Government Protection

Apparently the government sprayed deadly bacteria over U.S. cities:
Serratia marcescens, the bacteria sprayed over San Francisco, has since been declared hazardous. “It can cause serious life-threatening illness,” wrote the FDA in 2005, “especially in patients with compromised immune systems.” Much other medical literature contends the same.

San Francisco’s incident was just one of 293 bacterial attacks staged by the United States government between 1950 and 1969. It was neither the most heinous, nor the deadliest.

In 1955, as an “experiment,” the CIA sprayed whooping cough bacteria over Tampa Bay, Florida. Whooping cough cases in the area subsequently increased from 339 and one death in 1954, to 1,080 and 12 deaths in 1955 -- but no hard evidence has ever surfaced linking the two incidents. In an infamous 1966 test, federal agents crushed light bulbs containing trillions of bacteria on the New York Subway, exposing thousands of rush hour commuters; the government never followed up to see how many people fell ill.

Before a crowd at Fort Detrick in 1969, Richard Nixon terminated the offensive use of biological weapons in the United States, effectively ending open-air testing.

It wouldn’t be until 1977 that the public learned any of this was even going on -- and even then, the U.S. government never admitted its fault, or seemed to show any indication of remorse for its actions.
How the U.S. Government Tested Biological Warfare on America (Priceonomics)

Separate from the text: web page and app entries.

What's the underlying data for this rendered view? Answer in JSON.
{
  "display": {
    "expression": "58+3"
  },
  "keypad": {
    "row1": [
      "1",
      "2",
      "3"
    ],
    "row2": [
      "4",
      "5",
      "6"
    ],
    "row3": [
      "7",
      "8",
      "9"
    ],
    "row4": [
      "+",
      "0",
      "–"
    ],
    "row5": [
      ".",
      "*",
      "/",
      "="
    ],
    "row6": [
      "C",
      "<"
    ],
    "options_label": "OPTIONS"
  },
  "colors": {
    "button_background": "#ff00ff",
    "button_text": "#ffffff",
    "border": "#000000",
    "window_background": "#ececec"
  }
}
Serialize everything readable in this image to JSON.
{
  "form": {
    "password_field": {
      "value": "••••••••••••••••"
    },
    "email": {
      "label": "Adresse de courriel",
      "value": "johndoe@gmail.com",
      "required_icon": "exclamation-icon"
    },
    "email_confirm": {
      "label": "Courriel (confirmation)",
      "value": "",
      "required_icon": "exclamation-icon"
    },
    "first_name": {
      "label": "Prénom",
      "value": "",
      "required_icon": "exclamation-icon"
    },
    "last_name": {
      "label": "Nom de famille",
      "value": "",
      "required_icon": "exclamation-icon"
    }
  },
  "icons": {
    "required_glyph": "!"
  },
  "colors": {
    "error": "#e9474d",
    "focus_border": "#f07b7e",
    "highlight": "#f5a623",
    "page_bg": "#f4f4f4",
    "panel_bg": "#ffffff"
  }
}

No comments:

Post a Comment

Note: Only a member of this blog may post a comment.